The Fairbank Neighbourhood

 
août 18, 2015

The Fairbank neighbourhood is a reverse L-shape that stretches from Eglinton Avenue West between Chamberlain Avenue and Dufferin Street.

The Fairbank Village Business Improvement Area (BIA) was established in 2007 and it currently has more than 120 members.

Fairbank map

Dynevor furnitureEnzo Torrone, chair of the BIA, owns Dynevor Furniture and Appliances (1877 Eglinton Ave. W.). Like many business in the area, Dynevor Furniture and Appliances is a family business, opened in 1966 by Enzo’s father who,as vice president of a previous BIA, was also very involved in bettering the neighbourhood.

A flagship event organized by the Fairbank Village BIA is the Fairbank Village Multicultural Summerfest, which took place in June this year. It is free admission with an amazing lineup of entertainment, as well as rides and sidewalk sales from fabulous local vendors. Enzo, Chair of the Fairbank Village BIA, at his Dyvenor Furniture and Appliances store

Fairbank festivalFor the first time this year, the Fairbank Village Artist’s Circle partnered with the Fairbank Village BIA to open up free spots for local artists to present their paintings, sculptures, crafts, dance routines, and creations of all kind.

On an ongoing basis, the BIA is also involved in sprucing up the neighbourhood by planting flowerbeds and installing hanging planters, as well as benches and Christmas lights.

Amici cafe

“Our area is extremely diverse,” explains Enzo. “We have Japanese, Mexican, Thai, Filipino, Jamaican, Portuguese (restaurants); very diverse and mixed.”

“But what really makes the neighbourhood stand out is its amazing view of downtown Toronto. Go to the roof of a mid-rise

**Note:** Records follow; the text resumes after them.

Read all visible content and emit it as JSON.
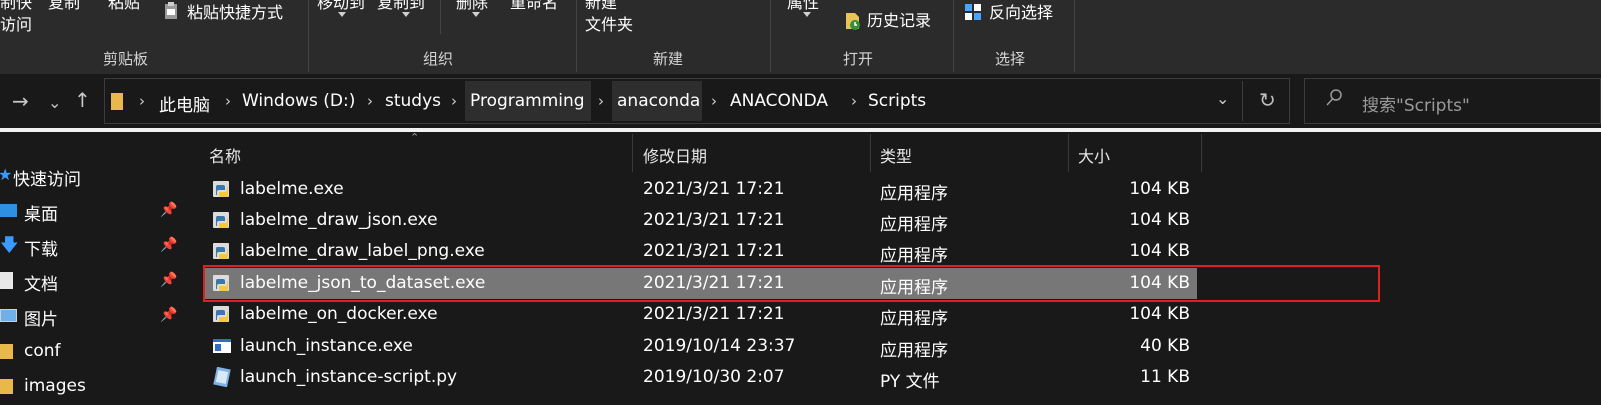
{
  "ribbon": {
    "clipboard": {
      "copy_path_line1": "制快",
      "copy_path_line2": "访问",
      "copy_label": "复制",
      "paste_label": "粘贴",
      "paste_shortcut_label": "粘贴快捷方式",
      "group_label": "剪贴板"
    },
    "organize": {
      "move_to_label": "移动到",
      "copy_to_label": "复制到",
      "delete_label": "删除",
      "rename_label": "重命名",
      "group_label": "组织"
    },
    "new": {
      "new_folder_line1": "新建",
      "new_folder_line2": "文件夹",
      "group_label": "新建"
    },
    "open": {
      "properties_label": "属性",
      "history_label": "历史记录",
      "group_label": "打开"
    },
    "select": {
      "invert_label": "反向选择",
      "group_label": "选择"
    }
  },
  "address": {
    "crumbs": [
      "此电脑",
      "Windows (D:)",
      "studys",
      "Programming",
      "anaconda",
      "ANACONDA",
      "Scripts"
    ]
  },
  "search": {
    "placeholder": "搜索\"Scripts\""
  },
  "sidebar": {
    "items": [
      {
        "label": "快速访问",
        "icon": "star-icon",
        "pinned": false
      },
      {
        "label": "桌面",
        "icon": "desktop-icon",
        "pinned": true
      },
      {
        "label": "下载",
        "icon": "download-icon",
        "pinned": true
      },
      {
        "label": "文档",
        "icon": "document-icon",
        "pinned": true
      },
      {
        "label": "图片",
        "icon": "picture-icon",
        "pinned": true
      },
      {
        "label": "conf",
        "icon": "folder-icon",
        "pinned": false
      },
      {
        "label": "images",
        "icon": "folder-icon",
        "pinned": false
      }
    ]
  },
  "columns": {
    "name": "名称",
    "date": "修改日期",
    "type": "类型",
    "size": "大小"
  },
  "files": [
    {
      "name": "labelme.exe",
      "date": "2021/3/21 17:21",
      "type": "应用程序",
      "size": "104 KB",
      "icon": "python-exe-icon",
      "selected": false
    },
    {
      "name": "labelme_draw_json.exe",
      "date": "2021/3/21 17:21",
      "type": "应用程序",
      "size": "104 KB",
      "icon": "python-exe-icon",
      "selected": false
    },
    {
      "name": "labelme_draw_label_png.exe",
      "date": "2021/3/21 17:21",
      "type": "应用程序",
      "size": "104 KB",
      "icon": "python-exe-icon",
      "selected": false
    },
    {
      "name": "labelme_json_to_dataset.exe",
      "date": "2021/3/21 17:21",
      "type": "应用程序",
      "size": "104 KB",
      "icon": "python-exe-icon",
      "selected": true
    },
    {
      "name": "labelme_on_docker.exe",
      "date": "2021/3/21 17:21",
      "type": "应用程序",
      "size": "104 KB",
      "icon": "python-exe-icon",
      "selected": false
    },
    {
      "name": "launch_instance.exe",
      "date": "2019/10/14 23:37",
      "type": "应用程序",
      "size": "40 KB",
      "icon": "app-window-icon",
      "selected": false
    },
    {
      "name": "launch_instance-script.py",
      "date": "2019/10/30 2:07",
      "type": "PY 文件",
      "size": "11 KB",
      "icon": "python-script-icon",
      "selected": false
    }
  ],
  "colors": {
    "background": "#191919",
    "ribbon": "#2b2b2b",
    "selected_row": "#777777",
    "highlight_border": "#e02020"
  }
}
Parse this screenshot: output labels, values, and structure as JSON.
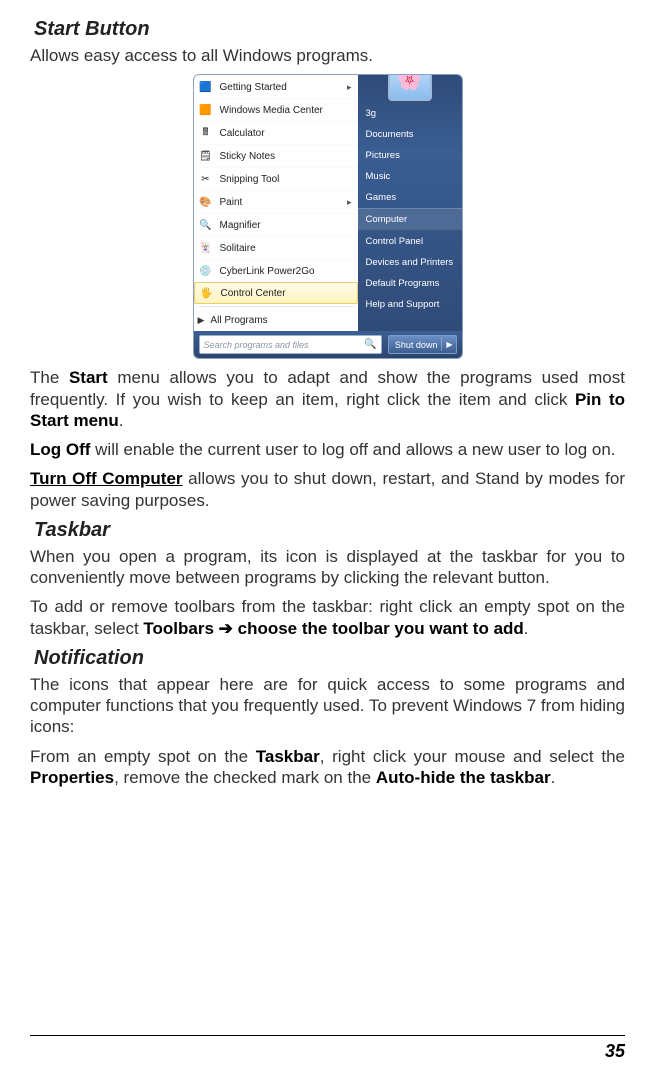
{
  "sections": {
    "startButton": {
      "heading": "Start Button",
      "intro": "Allows easy access to all Windows programs.",
      "p1_a": "The ",
      "p1_b": "Start",
      "p1_c": " menu allows you to adapt and show the programs used most frequently. If you wish to keep an item, right click the item and click ",
      "p1_d": "Pin to Start menu",
      "p1_e": ".",
      "p2_a": "Log Off",
      "p2_b": " will enable the current user to log off and allows a new user to log on.",
      "p3_a": "Turn Off Computer",
      "p3_b": " allows you to shut down, restart, and Stand by modes for power saving purposes."
    },
    "taskbar": {
      "heading": "Taskbar",
      "p1": "When you open a program, its icon is displayed at the taskbar for you to conveniently move between programs by clicking the relevant button.",
      "p2_a": "To add or remove toolbars from the taskbar: right click an empty spot on the taskbar, select ",
      "p2_b": "Toolbars ",
      "p2_arrow": "➔",
      "p2_c": " choose the toolbar you want to add",
      "p2_d": "."
    },
    "notification": {
      "heading": "Notification",
      "p1": "The icons that appear here are for quick access to some programs and computer functions that you frequently used. To prevent Windows 7 from hiding icons:",
      "p2_a": "From an empty spot on the ",
      "p2_b": "Taskbar",
      "p2_c": ", right click your mouse and select the ",
      "p2_d": "Properties",
      "p2_e": ", remove the checked mark on the ",
      "p2_f": "Auto-hide the taskbar",
      "p2_g": "."
    }
  },
  "startMenu": {
    "left": [
      {
        "icon": "🟦",
        "label": "Getting Started",
        "submenu": true
      },
      {
        "icon": "🟧",
        "label": "Windows Media Center"
      },
      {
        "icon": "🖩",
        "label": "Calculator"
      },
      {
        "icon": "🗒",
        "label": "Sticky Notes"
      },
      {
        "icon": "✂",
        "label": "Snipping Tool"
      },
      {
        "icon": "🎨",
        "label": "Paint",
        "submenu": true
      },
      {
        "icon": "🔍",
        "label": "Magnifier"
      },
      {
        "icon": "🃏",
        "label": "Solitaire"
      },
      {
        "icon": "💿",
        "label": "CyberLink Power2Go"
      },
      {
        "icon": "🖐",
        "label": "Control Center",
        "hover": true
      }
    ],
    "allPrograms": "All Programs",
    "right": [
      "3g",
      "Documents",
      "Pictures",
      "Music",
      "Games",
      "Computer",
      "Control Panel",
      "Devices and Printers",
      "Default Programs",
      "Help and Support"
    ],
    "searchPlaceholder": "Search programs and files",
    "shutdown": "Shut down"
  },
  "pageNumber": "35"
}
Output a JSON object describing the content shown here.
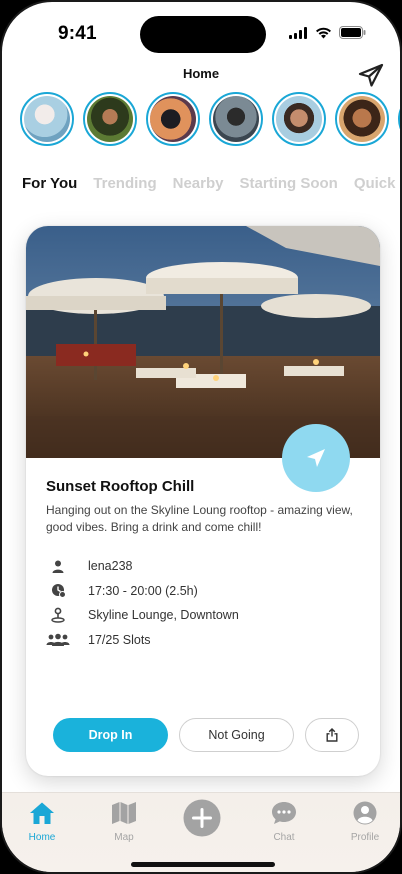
{
  "status_bar": {
    "time": "9:41"
  },
  "header": {
    "title": "Home"
  },
  "stories": [
    {
      "name": "story-1",
      "color": "#9cc4d8"
    },
    {
      "name": "story-2",
      "color": "#3f5a2c"
    },
    {
      "name": "story-3",
      "color": "#c97b4a"
    },
    {
      "name": "story-4",
      "color": "#4a5a6a"
    },
    {
      "name": "story-5",
      "color": "#8bb7cf"
    },
    {
      "name": "story-6",
      "color": "#c98f5a"
    },
    {
      "name": "story-7",
      "color": "#8a8a8a"
    }
  ],
  "tabs": [
    {
      "label": "For You",
      "active": true
    },
    {
      "label": "Trending",
      "active": false
    },
    {
      "label": "Nearby",
      "active": false
    },
    {
      "label": "Starting Soon",
      "active": false
    },
    {
      "label": "Quick",
      "active": false
    }
  ],
  "event": {
    "title": "Sunset Rooftop Chill",
    "description": "Hanging out on the Skyline Loung rooftop - amazing view, good vibes. Bring a drink and come chill!",
    "host": "lena238",
    "time": "17:30 - 20:00 (2.5h)",
    "location": "Skyline Lounge, Downtown",
    "slots": "17/25 Slots"
  },
  "actions": {
    "primary": "Drop In",
    "secondary": "Not Going"
  },
  "tabbar": [
    {
      "label": "Home",
      "icon": "home-icon",
      "active": true
    },
    {
      "label": "Map",
      "icon": "map-icon",
      "active": false
    },
    {
      "label": "",
      "icon": "plus-icon",
      "active": false
    },
    {
      "label": "Chat",
      "icon": "chat-icon",
      "active": false
    },
    {
      "label": "Profile",
      "icon": "profile-icon",
      "active": false
    }
  ],
  "colors": {
    "accent": "#1ab2db",
    "fab": "#8fd9f0"
  }
}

building and you will see the skyline of Toronto and the lake - Gorgeous!”

In addition to the diversity and the views, what is unique about the Fairbank neighbourhood is that it has the perfect combination of unique locally-owned stores and big anchor stores such as Shoppers Drug Mart (1840 Eglinton Ave. W.), Dollarama (2388 Dufferin St.), and No Frills (1951 Eglinton Ave. W.).

One such local store is Amici Café (1974 Eglinton Ave. W.), which sells expressos and has an extremely specialized menu - no cookies, biscotti, or mints - only extremely flavourful espresso directly from Sicily, Italy.

The owner, Gino, is from Sicily himself and has owned the café for 17 years. Ninety-nine percent of customers are repeat customers and are there every day. “I know them inside out. I’m like their priest. They tell me everything,” says Gino. “They come here for guidance, and I give them advice. It is a very rewarding experience.”

halo haloOnce you have had enough caffeine (and counsel!), walk across the street to Mulu Bakery & Pastry (1893 Eglinton Ave. W.) for some Asian-African-Canadian treats. Merid, the owner, is of African background, whereas his wife is Filipino. So, at this bakery, you can find all sorts of African-inspired Filipino or Spanish breads, as well as Middle Eastern samosas. When asked what his restaurant serves, Merid answers: “Everything!” 

Mulu also serves fancy drinks, including “halo halo,” one of the most colourful drinks ever invented. It contains exotic ingredients such as jackfruit, palm fruit, coconut and plantain.

There’s no denying that a restaurant such as Mulu truly exemplifies Toronto’s diversity. In addition to great eats, the Fairbank area also has some amazing furniture finds - with competitive prices at Dynevor Furniture and Appliances to space-conscious pieces at Right Value Furniture (1936 Eglinton Ave. W.).

“We have been open since 1997 and we have very loyal customers. They come back even after they’ve moved away,” says Judy, a sales associate who has been working at Right Value Furniture since its opening and supports the Crosstown transit expansion.
right value furniture
“Transit will revamp this entire area. Even more people are going to come.” Enzo, Fairbank Village BIA Chair agrees: “This neighbourhood has changed quite a bit. It is a lot safer now, much more family-oriented. We face some challenges now, with the Crosstown construction, but there is a light at the end of the tunnel. I definitely want more density in the area and transit would play a role.”